So, some of your relatives will talk smack about you for it. So what? Those people were going to find something to talk about anyway, whether it’s the late turkey or the fact you bought honey roasted peanuts instead of regular. Bring your own nuts Aunt Betty.
What if I can’t get out of bed that morning? So, you’ll explain to your guests who know you have an illness, and order Chinese food or go out to eat.
What if I can’t get the kids presents wrapped in time? So, you tell them that Santa made the mistake of shipping the presents via USPS and they couldn’t deliver a baby. Or you tell them Christmas is actually at dinner time this year. They are kids, they eat crayons, trust me, they’ll believe anything.

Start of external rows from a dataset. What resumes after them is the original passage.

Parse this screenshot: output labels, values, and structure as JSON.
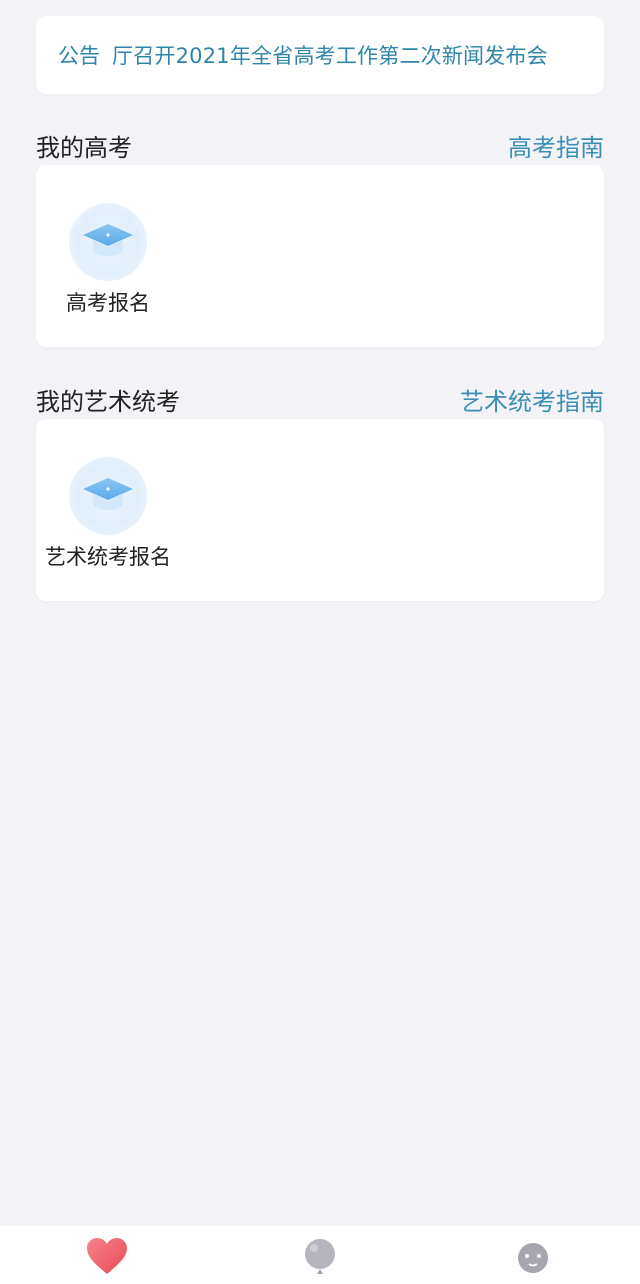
{
  "notice": {
    "label": "公告",
    "text": "厅召开2021年全省高考工作第二次新闻发布会"
  },
  "sections": [
    {
      "title": "我的高考",
      "link": "高考指南",
      "items": [
        {
          "label": "高考报名",
          "icon": "graduation-cap-icon"
        }
      ]
    },
    {
      "title": "我的艺术统考",
      "link": "艺术统考指南",
      "items": [
        {
          "label": "艺术统考报名",
          "icon": "graduation-cap-icon"
        }
      ]
    }
  ],
  "tabbar": {
    "tabs": [
      {
        "icon": "heart-icon",
        "active": true
      },
      {
        "icon": "balloon-icon",
        "active": false
      },
      {
        "icon": "face-icon",
        "active": false
      }
    ]
  },
  "colors": {
    "accent": "#3b8fb5",
    "notice_text": "#2f86a8",
    "background": "#f3f3f8",
    "tab_active": "#ee5a5a",
    "tab_inactive": "#a6a6ae"
  }
}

Get it? If you ask yourself what’s the worst that can happen it will help to give your fears a face that you can face. Not just the phantom “fear of the unknown” and “what if’s” which can’t be tamed because they are formless. Of course, right about now, one of you is saying “What if I die? Huh, smart guy? What if that’s the worst?” To that, I say, well, if you’re dead, then you literally couldn’t care less about what happens to the turkey. I personally have never heard of a ghost coming back from the dead just to nitpick the dressing at Thanksgiving, and believe you me, in my family, if that were remotely possible it would have been freakin’ Miracle at the Malito house every year. “Yes, Nana, I used your recipe, now will you please stop rattling those chains, you’re scaring the kids.” Whatever bad stuff happens, you will deal with it, and if you die, well, then, not your problem anymore. Put a face to your stress-laden fears, and then play it out. It’s never as bad as you think, and as a bonus, you’ve just created a contingency plan which should put your mind at ease even more.
Get some pre-holiday sleep.

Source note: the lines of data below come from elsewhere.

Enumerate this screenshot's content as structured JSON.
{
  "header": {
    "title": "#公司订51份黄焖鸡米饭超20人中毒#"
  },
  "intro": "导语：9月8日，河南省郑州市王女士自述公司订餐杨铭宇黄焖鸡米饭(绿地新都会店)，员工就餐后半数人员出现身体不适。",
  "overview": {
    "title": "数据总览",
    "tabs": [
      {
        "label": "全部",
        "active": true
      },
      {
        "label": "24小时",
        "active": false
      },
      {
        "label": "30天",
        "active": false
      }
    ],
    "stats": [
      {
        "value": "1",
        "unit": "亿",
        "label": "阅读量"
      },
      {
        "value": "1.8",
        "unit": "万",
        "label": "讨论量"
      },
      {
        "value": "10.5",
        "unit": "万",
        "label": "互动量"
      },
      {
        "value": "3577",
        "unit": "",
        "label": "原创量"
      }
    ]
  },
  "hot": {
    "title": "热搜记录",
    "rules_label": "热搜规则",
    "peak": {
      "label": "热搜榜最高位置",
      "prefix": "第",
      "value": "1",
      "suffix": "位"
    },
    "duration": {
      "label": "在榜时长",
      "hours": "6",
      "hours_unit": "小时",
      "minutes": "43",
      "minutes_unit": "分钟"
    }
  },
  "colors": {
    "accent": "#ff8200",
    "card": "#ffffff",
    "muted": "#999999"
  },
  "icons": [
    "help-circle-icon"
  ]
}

Another great way to mitigate stress is to get some sleep. Yes, eight hours a night is great, but if you spend the entire time with a sore neck cursing the MyPillow guy’s existence and feel like Frankenstein’s monster after the mob chased you, then you’re not getting real sleep. Our bodies are designed to recharge when sleeping, and it’s not just a metaphor. The chemicals that build up and ultimately cause stress are cleaned out during sleep, and that happens most when you are really, truly, asleep – something called R.E.M. sleep. No, not the band. R.E.M. stands for rapid eye movement, and it’s what happens when you are dreaming and deep asleep. Forget the science, though, you just need to sleep well, sleep hard, and sleep long. What that means is don’t stay up until 4 am the night before a holiday re-watching The Wizard of Oz on TNT because you want to check if you can really see a munchkin hang himself in the background (spoiler alert: you can). I know some of you have kids and jobs and all that but do yourself a favor and put the rug rats to bed early for any reason (again – kids dumb, eating crayons, covered above), curl up with a good book, and drift off to a decent sleep. You’d be shocked at how many people go through the day like the Walking Dead. Don’t stay up watching that either! Especially this season. Ugh.
Prepare, prepare, prepare.

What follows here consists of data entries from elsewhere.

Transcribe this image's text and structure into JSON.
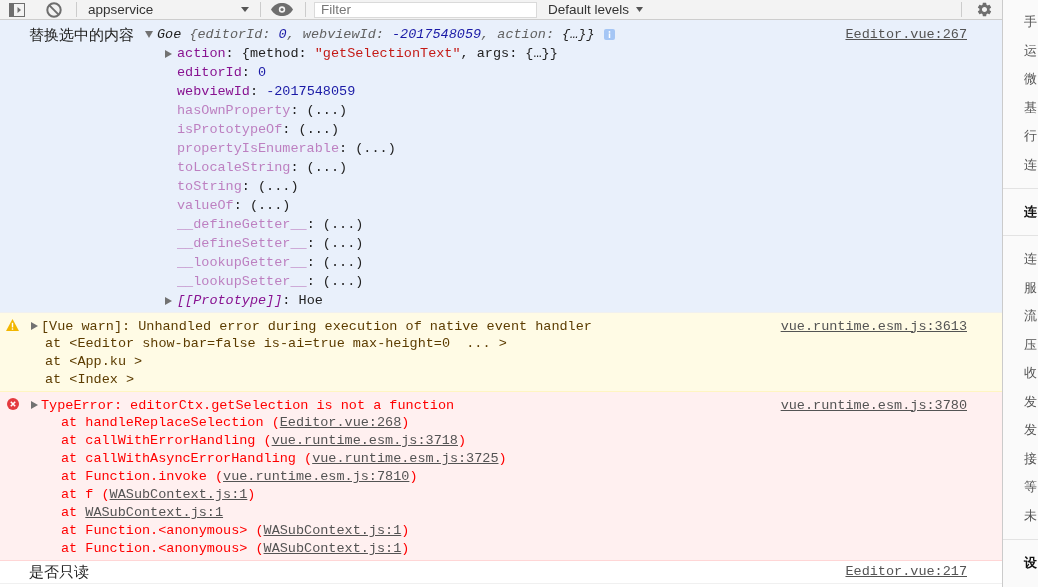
{
  "toolbar": {
    "context": "appservice",
    "filter": {
      "placeholder": "Filter"
    },
    "levels": "Default levels"
  },
  "messages": [
    {
      "kind": "log",
      "selected": true,
      "expanded": true,
      "label": "替换选中的内容",
      "summary": [
        {
          "kind": "text",
          "text": "Goe "
        },
        {
          "kind": "muted",
          "text": "{editorId: "
        },
        {
          "kind": "number",
          "text": "0"
        },
        {
          "kind": "muted",
          "text": ", webviewId: "
        },
        {
          "kind": "number",
          "text": "-2017548059"
        },
        {
          "kind": "muted",
          "text": ", action: "
        },
        {
          "kind": "text",
          "text": "{…}}"
        }
      ],
      "source": "Eeditor.vue:267",
      "properties": [
        {
          "expanded": false,
          "tokens": [
            {
              "kind": "key",
              "text": "action"
            },
            {
              "kind": "text",
              "text": ": {method: "
            },
            {
              "kind": "string",
              "text": "\"getSelectionText\""
            },
            {
              "kind": "text",
              "text": ", args: {…}}"
            }
          ]
        },
        {
          "tokens": [
            {
              "kind": "key",
              "text": "editorId"
            },
            {
              "kind": "text",
              "text": ": "
            },
            {
              "kind": "number",
              "text": "0"
            }
          ]
        },
        {
          "tokens": [
            {
              "kind": "key",
              "text": "webviewId"
            },
            {
              "kind": "text",
              "text": ": "
            },
            {
              "kind": "number",
              "text": "-2017548059"
            }
          ]
        },
        {
          "tokens": [
            {
              "kind": "inherited_key",
              "text": "hasOwnProperty"
            },
            {
              "kind": "text",
              "text": ": (...)"
            }
          ]
        },
        {
          "tokens": [
            {
              "kind": "inherited_key",
              "text": "isPrototypeOf"
            },
            {
              "kind": "text",
              "text": ": (...)"
            }
          ]
        },
        {
          "tokens": [
            {
              "kind": "inherited_key",
              "text": "propertyIsEnumerable"
            },
            {
              "kind": "text",
              "text": ": (...)"
            }
          ]
        },
        {
          "tokens": [
            {
              "kind": "inherited_key",
              "text": "toLocaleString"
            },
            {
              "kind": "text",
              "text": ": (...)"
            }
          ]
        },
        {
          "tokens": [
            {
              "kind": "inherited_key",
              "text": "toString"
            },
            {
              "kind": "text",
              "text": ": (...)"
            }
          ]
        },
        {
          "tokens": [
            {
              "kind": "inherited_key",
              "text": "valueOf"
            },
            {
              "kind": "text",
              "text": ": (...)"
            }
          ]
        },
        {
          "tokens": [
            {
              "kind": "inherited_key",
              "text": "__defineGetter__"
            },
            {
              "kind": "text",
              "text": ": (...)"
            }
          ]
        },
        {
          "tokens": [
            {
              "kind": "inherited_key",
              "text": "__defineSetter__"
            },
            {
              "kind": "text",
              "text": ": (...)"
            }
          ]
        },
        {
          "tokens": [
            {
              "kind": "inherited_key",
              "text": "__lookupGetter__"
            },
            {
              "kind": "text",
              "text": ": (...)"
            }
          ]
        },
        {
          "tokens": [
            {
              "kind": "inherited_key",
              "text": "__lookupSetter__"
            },
            {
              "kind": "text",
              "text": ": (...)"
            }
          ]
        },
        {
          "expanded": false,
          "tokens": [
            {
              "kind": "internal_key",
              "text": "[[Prototype]]"
            },
            {
              "kind": "text",
              "text": ": Hoe"
            }
          ]
        }
      ]
    },
    {
      "kind": "warning",
      "selected": false,
      "expanded": false,
      "text": "[Vue warn]: Unhandled error during execution of native event handler",
      "source": "vue.runtime.esm.js:3613",
      "stack": [
        [
          {
            "kind": "text",
            "text": "at <Eeditor show-bar=false is-ai=true max-height=0  ... >"
          }
        ],
        [
          {
            "kind": "text",
            "text": "at <App.ku >"
          }
        ],
        [
          {
            "kind": "text",
            "text": "at <Index >"
          }
        ]
      ]
    },
    {
      "kind": "error",
      "selected": false,
      "expanded": false,
      "text": "TypeError: editorCtx.getSelection is not a function",
      "source": "vue.runtime.esm.js:3780",
      "stack": [
        [
          {
            "kind": "text",
            "text": "at handleReplaceSelection ("
          },
          {
            "kind": "link",
            "text": "Eeditor.vue:268"
          },
          {
            "kind": "text",
            "text": ")"
          }
        ],
        [
          {
            "kind": "text",
            "text": "at callWithErrorHandling ("
          },
          {
            "kind": "link",
            "text": "vue.runtime.esm.js:3718"
          },
          {
            "kind": "text",
            "text": ")"
          }
        ],
        [
          {
            "kind": "text",
            "text": "at callWithAsyncErrorHandling ("
          },
          {
            "kind": "link",
            "text": "vue.runtime.esm.js:3725"
          },
          {
            "kind": "text",
            "text": ")"
          }
        ],
        [
          {
            "kind": "text",
            "text": "at Function.invoke ("
          },
          {
            "kind": "link",
            "text": "vue.runtime.esm.js:7810"
          },
          {
            "kind": "text",
            "text": ")"
          }
        ],
        [
          {
            "kind": "text",
            "text": "at f ("
          },
          {
            "kind": "link",
            "text": "WASubContext.js:1"
          },
          {
            "kind": "text",
            "text": ")"
          }
        ],
        [
          {
            "kind": "text",
            "text": "at "
          },
          {
            "kind": "link",
            "text": "WASubContext.js:1"
          }
        ],
        [
          {
            "kind": "text",
            "text": "at Function.<anonymous> ("
          },
          {
            "kind": "link",
            "text": "WASubContext.js:1"
          },
          {
            "kind": "text",
            "text": ")"
          }
        ],
        [
          {
            "kind": "text",
            "text": "at Function.<anonymous> ("
          },
          {
            "kind": "link",
            "text": "WASubContext.js:1"
          },
          {
            "kind": "text",
            "text": ")"
          }
        ]
      ]
    },
    {
      "kind": "log",
      "selected": false,
      "label": "是否只读",
      "source": "Eeditor.vue:217"
    }
  ],
  "sidebar": {
    "groups": [
      {
        "items": [
          "手",
          "运",
          "微",
          "基",
          "行",
          "连"
        ]
      },
      {
        "title": "连",
        "items": [
          "连",
          "服",
          "流",
          "压",
          "收",
          "发",
          "发",
          "接",
          "等",
          "未"
        ]
      },
      {
        "title": "设"
      }
    ]
  }
}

My last tip today is to prepare everything you can ahead of time. For Thanksgiving, I make the sweet potatoes, mashed potatoes, stuffing, and vegetables the day before. Stick the stuff in the microwave to reheat. A little nuking never hurt anyone. Probably. If anyone complains, ask to borrow their cell phone and nuke that as well. It seems like common sense but having to wake up and do nothing but prepare the turkey makes Thanksgiving amazing. Wrap two or three presents a night starting December 1st. Split up the Christmas lights and do a little bit every few days, who cares if your house looks like colorblind Picasso decorated it. Tell ‘em “It’s the season of giving you jerk. Feel it.” The point is anything that’s coming up that can be stressful, parcel it out over time, or at the very least, come up with a plan on how to tackle it. Plans always make me feel better, not only because I’m mildly OCD, but also because plans are cool and, and, well, mainly the OCD thing, but it works! Planning is the enemy of stress.